_Activity_.
Type out the data again, word for word and in full.

_Records_.
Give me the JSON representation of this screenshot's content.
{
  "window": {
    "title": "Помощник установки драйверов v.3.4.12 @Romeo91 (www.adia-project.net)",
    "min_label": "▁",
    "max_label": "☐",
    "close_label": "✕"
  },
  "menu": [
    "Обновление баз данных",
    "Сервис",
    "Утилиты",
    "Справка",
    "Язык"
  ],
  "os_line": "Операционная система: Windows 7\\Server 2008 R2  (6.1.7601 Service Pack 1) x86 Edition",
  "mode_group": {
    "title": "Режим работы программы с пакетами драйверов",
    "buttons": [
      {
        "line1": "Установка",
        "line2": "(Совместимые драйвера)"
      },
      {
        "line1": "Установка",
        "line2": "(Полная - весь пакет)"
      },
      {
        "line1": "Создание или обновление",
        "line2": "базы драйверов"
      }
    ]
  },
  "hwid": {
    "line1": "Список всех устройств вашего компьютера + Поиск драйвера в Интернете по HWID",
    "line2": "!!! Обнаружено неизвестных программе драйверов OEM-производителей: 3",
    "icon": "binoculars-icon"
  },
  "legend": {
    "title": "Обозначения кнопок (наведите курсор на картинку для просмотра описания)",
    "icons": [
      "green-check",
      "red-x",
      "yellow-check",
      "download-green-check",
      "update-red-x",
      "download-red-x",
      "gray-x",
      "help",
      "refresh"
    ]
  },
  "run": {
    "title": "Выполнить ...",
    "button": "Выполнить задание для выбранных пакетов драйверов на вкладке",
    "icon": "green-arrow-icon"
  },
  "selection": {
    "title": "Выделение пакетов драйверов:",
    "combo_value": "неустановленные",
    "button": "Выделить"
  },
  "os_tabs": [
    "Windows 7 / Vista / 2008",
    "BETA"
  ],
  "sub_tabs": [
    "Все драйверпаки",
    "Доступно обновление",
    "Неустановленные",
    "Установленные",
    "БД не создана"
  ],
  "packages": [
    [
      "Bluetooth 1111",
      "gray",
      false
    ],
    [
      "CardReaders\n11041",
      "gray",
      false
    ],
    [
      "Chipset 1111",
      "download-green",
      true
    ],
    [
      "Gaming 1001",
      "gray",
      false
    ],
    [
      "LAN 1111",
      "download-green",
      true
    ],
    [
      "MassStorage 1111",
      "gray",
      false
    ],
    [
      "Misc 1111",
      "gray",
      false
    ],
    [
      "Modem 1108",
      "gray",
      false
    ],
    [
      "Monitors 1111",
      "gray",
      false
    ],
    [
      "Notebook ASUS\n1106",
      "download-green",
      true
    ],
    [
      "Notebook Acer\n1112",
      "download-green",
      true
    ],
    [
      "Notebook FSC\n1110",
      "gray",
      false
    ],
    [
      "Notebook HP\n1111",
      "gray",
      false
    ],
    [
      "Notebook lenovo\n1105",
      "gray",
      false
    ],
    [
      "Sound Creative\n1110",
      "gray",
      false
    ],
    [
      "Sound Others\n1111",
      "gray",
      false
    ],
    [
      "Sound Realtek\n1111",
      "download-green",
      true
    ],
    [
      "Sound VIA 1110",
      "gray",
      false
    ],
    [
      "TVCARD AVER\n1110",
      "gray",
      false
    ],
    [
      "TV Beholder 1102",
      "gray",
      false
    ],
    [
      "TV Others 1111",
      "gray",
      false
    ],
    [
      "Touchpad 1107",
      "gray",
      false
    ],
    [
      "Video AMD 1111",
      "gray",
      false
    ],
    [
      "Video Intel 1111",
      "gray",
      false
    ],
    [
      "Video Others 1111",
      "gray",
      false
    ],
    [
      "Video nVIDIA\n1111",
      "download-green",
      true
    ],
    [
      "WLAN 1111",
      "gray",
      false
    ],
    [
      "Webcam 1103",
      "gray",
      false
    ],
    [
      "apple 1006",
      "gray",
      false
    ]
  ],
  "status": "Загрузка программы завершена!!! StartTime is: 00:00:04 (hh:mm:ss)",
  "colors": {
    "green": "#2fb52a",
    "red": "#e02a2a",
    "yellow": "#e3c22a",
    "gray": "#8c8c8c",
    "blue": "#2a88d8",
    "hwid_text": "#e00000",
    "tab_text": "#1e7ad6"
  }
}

_Final answer_.
Give me the JSON representation of this screenshot's content.
{
  "window": {
    "title": "Помощник установки драйверов v.3.4.12 @Romeo91 (www.adia-project.net)",
    "min_label": "▁",
    "max_label": "☐",
    "close_label": "✕"
  },
  "menu": [
    "Обновление баз данных",
    "Сервис",
    "Утилиты",
    "Справка",
    "Язык"
  ],
  "os_line": "Операционная система: Windows 7\\Server 2008 R2  (6.1.7601 Service Pack 1) x86 Edition",
  "mode_group": {
    "title": "Режим работы программы с пакетами драйверов",
    "buttons": [
      {
        "line1": "Установка",
        "line2": "(Совместимые драйвера)"
      },
      {
        "line1": "Установка",
        "line2": "(Полная - весь пакет)"
      },
      {
        "line1": "Создание или обновление",
        "line2": "базы драйверов"
      }
    ]
  },
  "hwid": {
    "line1": "Список всех устройств вашего компьютера + Поиск драйвера в Интернете по HWID",
    "line2": "!!! Обнаружено неизвестных программе драйверов OEM-производителей: 3",
    "icon": "binoculars-icon"
  },
  "legend": {
    "title": "Обозначения кнопок (наведите курсор на картинку для просмотра описания)",
    "icons": [
      "green-check",
      "red-x",
      "yellow-check",
      "download-green-check",
      "update-red-x",
      "download-red-x",
      "gray-x",
      "help",
      "refresh"
    ]
  },
  "run": {
    "title": "Выполнить ...",
    "button": "Выполнить задание для выбранных пакетов драйверов на вкладке",
    "icon": "green-arrow-icon"
  },
  "selection": {
    "title": "Выделение пакетов драйверов:",
    "combo_value": "неустановленные",
    "button": "Выделить"
  },
  "os_tabs": [
    "Windows 7 / Vista / 2008",
    "BETA"
  ],
  "sub_tabs": [
    "Все драйверпаки",
    "Доступно обновление",
    "Неустановленные",
    "Установленные",
    "БД не создана"
  ],
  "packages": [
    [
      "Bluetooth 1111",
      "gray",
      false
    ],
    [
      "CardReaders\n11041",
      "gray",
      false
    ],
    [
      "Chipset 1111",
      "download-green",
      true
    ],
    [
      "Gaming 1001",
      "gray",
      false
    ],
    [
      "LAN 1111",
      "download-green",
      true
    ],
    [
      "MassStorage 1111",
      "gray",
      false
    ],
    [
      "Misc 1111",
      "gray",
      false
    ],
    [
      "Modem 1108",
      "gray",
      false
    ],
    [
      "Monitors 1111",
      "gray",
      false
    ],
    [
      "Notebook ASUS\n1106",
      "download-green",
      true
    ],
    [
      "Notebook Acer\n1112",
      "download-green",
      true
    ],
    [
      "Notebook FSC\n1110",
      "gray",
      false
    ],
    [
      "Notebook HP\n1111",
      "gray",
      false
    ],
    [
      "Notebook lenovo\n1105",
      "gray",
      false
    ],
    [
      "Sound Creative\n1110",
      "gray",
      false
    ],
    [
      "Sound Others\n1111",
      "gray",
      false
    ],
    [
      "Sound Realtek\n1111",
      "download-green",
      true
    ],
    [
      "Sound VIA 1110",
      "gray",
      false
    ],
    [
      "TVCARD AVER\n1110",
      "gray",
      false
    ],
    [
      "TV Beholder 1102",
      "gray",
      false
    ],
    [
      "TV Others 1111",
      "gray",
      false
    ],
    [
      "Touchpad 1107",
      "gray",
      false
    ],
    [
      "Video AMD 1111",
      "gray",
      false
    ],
    [
      "Video Intel 1111",
      "gray",
      false
    ],
    [
      "Video Others 1111",
      "gray",
      false
    ],
    [
      "Video nVIDIA\n1111",
      "download-green",
      true
    ],
    [
      "WLAN 1111",
      "gray",
      false
    ],
    [
      "Webcam 1103",
      "gray",
      false
    ],
    [
      "apple 1006",
      "gray",
      false
    ]
  ],
  "status": "Загрузка программы завершена!!! StartTime is: 00:00:04 (hh:mm:ss)",
  "colors": {
    "green": "#2fb52a",
    "red": "#e02a2a",
    "yellow": "#e3c22a",
    "gray": "#8c8c8c",
    "blue": "#2a88d8",
    "hwid_text": "#e00000",
    "tab_text": "#1e7ad6"
  }
}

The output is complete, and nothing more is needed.